The records:
━━━━━━━━━━
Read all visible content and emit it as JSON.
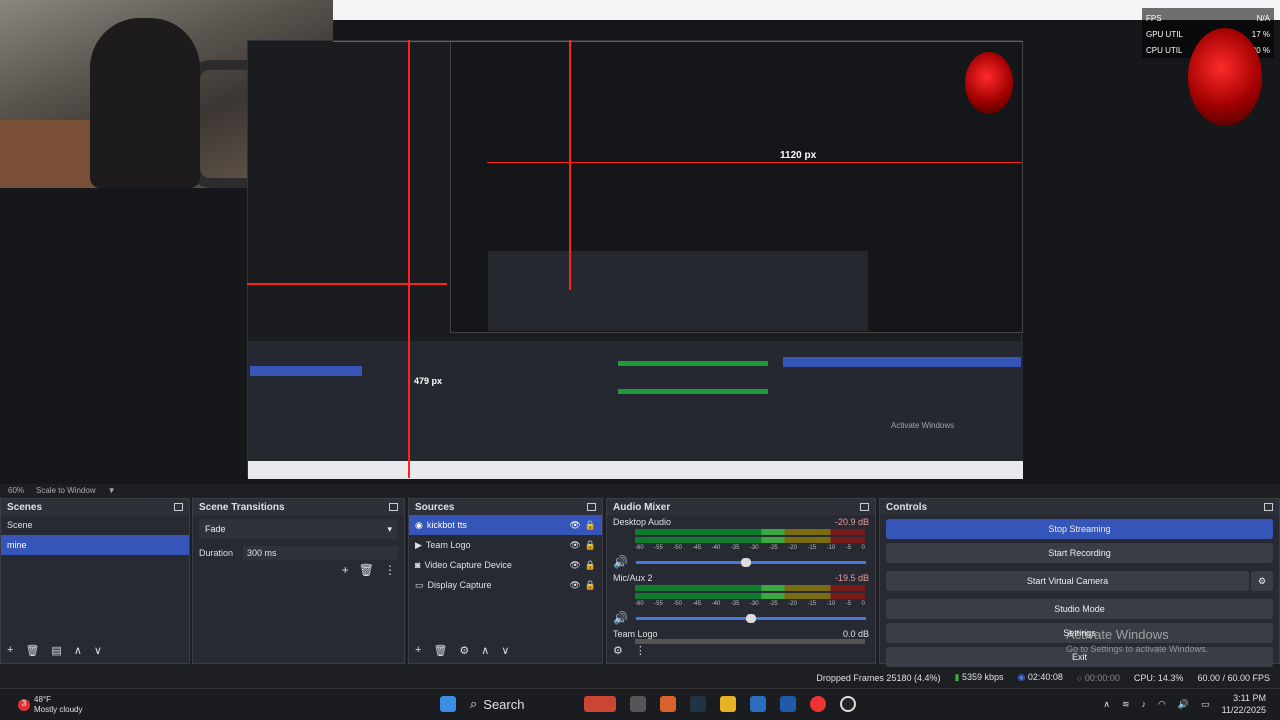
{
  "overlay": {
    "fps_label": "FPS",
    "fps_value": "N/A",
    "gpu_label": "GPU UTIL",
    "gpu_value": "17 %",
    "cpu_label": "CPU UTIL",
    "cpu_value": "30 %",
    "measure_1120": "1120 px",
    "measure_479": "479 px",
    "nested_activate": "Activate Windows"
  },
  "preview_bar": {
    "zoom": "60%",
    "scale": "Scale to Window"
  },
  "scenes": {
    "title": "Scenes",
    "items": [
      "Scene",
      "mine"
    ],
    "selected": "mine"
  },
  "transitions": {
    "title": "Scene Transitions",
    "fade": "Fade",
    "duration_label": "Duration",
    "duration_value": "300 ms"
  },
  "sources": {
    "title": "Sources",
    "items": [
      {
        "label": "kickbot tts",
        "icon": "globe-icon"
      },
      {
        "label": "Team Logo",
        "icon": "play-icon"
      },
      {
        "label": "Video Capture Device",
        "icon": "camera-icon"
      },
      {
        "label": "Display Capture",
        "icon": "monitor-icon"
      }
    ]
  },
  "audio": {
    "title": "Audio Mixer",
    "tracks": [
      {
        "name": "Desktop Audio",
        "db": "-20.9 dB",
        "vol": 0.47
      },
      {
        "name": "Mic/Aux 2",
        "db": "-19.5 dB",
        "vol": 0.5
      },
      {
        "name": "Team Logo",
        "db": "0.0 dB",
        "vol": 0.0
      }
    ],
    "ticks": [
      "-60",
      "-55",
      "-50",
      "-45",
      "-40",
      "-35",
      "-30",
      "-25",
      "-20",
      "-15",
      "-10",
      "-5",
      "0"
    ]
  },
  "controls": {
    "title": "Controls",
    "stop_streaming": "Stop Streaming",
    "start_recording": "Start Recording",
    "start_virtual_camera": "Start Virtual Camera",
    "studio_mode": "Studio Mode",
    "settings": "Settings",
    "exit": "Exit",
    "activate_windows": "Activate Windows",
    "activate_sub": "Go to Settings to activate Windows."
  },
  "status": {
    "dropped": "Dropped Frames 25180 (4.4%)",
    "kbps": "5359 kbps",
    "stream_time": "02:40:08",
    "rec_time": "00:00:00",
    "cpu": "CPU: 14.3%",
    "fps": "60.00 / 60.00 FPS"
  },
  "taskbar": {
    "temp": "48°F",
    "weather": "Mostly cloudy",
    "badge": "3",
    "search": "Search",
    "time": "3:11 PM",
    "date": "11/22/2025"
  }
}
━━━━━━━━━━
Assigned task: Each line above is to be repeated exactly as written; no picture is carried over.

Answer to this problem:
Read all visible content and emit it as JSON.
{
  "overlay": {
    "fps_label": "FPS",
    "fps_value": "N/A",
    "gpu_label": "GPU UTIL",
    "gpu_value": "17 %",
    "cpu_label": "CPU UTIL",
    "cpu_value": "30 %",
    "measure_1120": "1120 px",
    "measure_479": "479 px",
    "nested_activate": "Activate Windows"
  },
  "preview_bar": {
    "zoom": "60%",
    "scale": "Scale to Window"
  },
  "scenes": {
    "title": "Scenes",
    "items": [
      "Scene",
      "mine"
    ],
    "selected": "mine"
  },
  "transitions": {
    "title": "Scene Transitions",
    "fade": "Fade",
    "duration_label": "Duration",
    "duration_value": "300 ms"
  },
  "sources": {
    "title": "Sources",
    "items": [
      {
        "label": "kickbot tts",
        "icon": "globe-icon"
      },
      {
        "label": "Team Logo",
        "icon": "play-icon"
      },
      {
        "label": "Video Capture Device",
        "icon": "camera-icon"
      },
      {
        "label": "Display Capture",
        "icon": "monitor-icon"
      }
    ]
  },
  "audio": {
    "title": "Audio Mixer",
    "tracks": [
      {
        "name": "Desktop Audio",
        "db": "-20.9 dB",
        "vol": 0.47
      },
      {
        "name": "Mic/Aux 2",
        "db": "-19.5 dB",
        "vol": 0.5
      },
      {
        "name": "Team Logo",
        "db": "0.0 dB",
        "vol": 0.0
      }
    ],
    "ticks": [
      "-60",
      "-55",
      "-50",
      "-45",
      "-40",
      "-35",
      "-30",
      "-25",
      "-20",
      "-15",
      "-10",
      "-5",
      "0"
    ]
  },
  "controls": {
    "title": "Controls",
    "stop_streaming": "Stop Streaming",
    "start_recording": "Start Recording",
    "start_virtual_camera": "Start Virtual Camera",
    "studio_mode": "Studio Mode",
    "settings": "Settings",
    "exit": "Exit",
    "activate_windows": "Activate Windows",
    "activate_sub": "Go to Settings to activate Windows."
  },
  "status": {
    "dropped": "Dropped Frames 25180 (4.4%)",
    "kbps": "5359 kbps",
    "stream_time": "02:40:08",
    "rec_time": "00:00:00",
    "cpu": "CPU: 14.3%",
    "fps": "60.00 / 60.00 FPS"
  },
  "taskbar": {
    "temp": "48°F",
    "weather": "Mostly cloudy",
    "badge": "3",
    "search": "Search",
    "time": "3:11 PM",
    "date": "11/22/2025"
  }
}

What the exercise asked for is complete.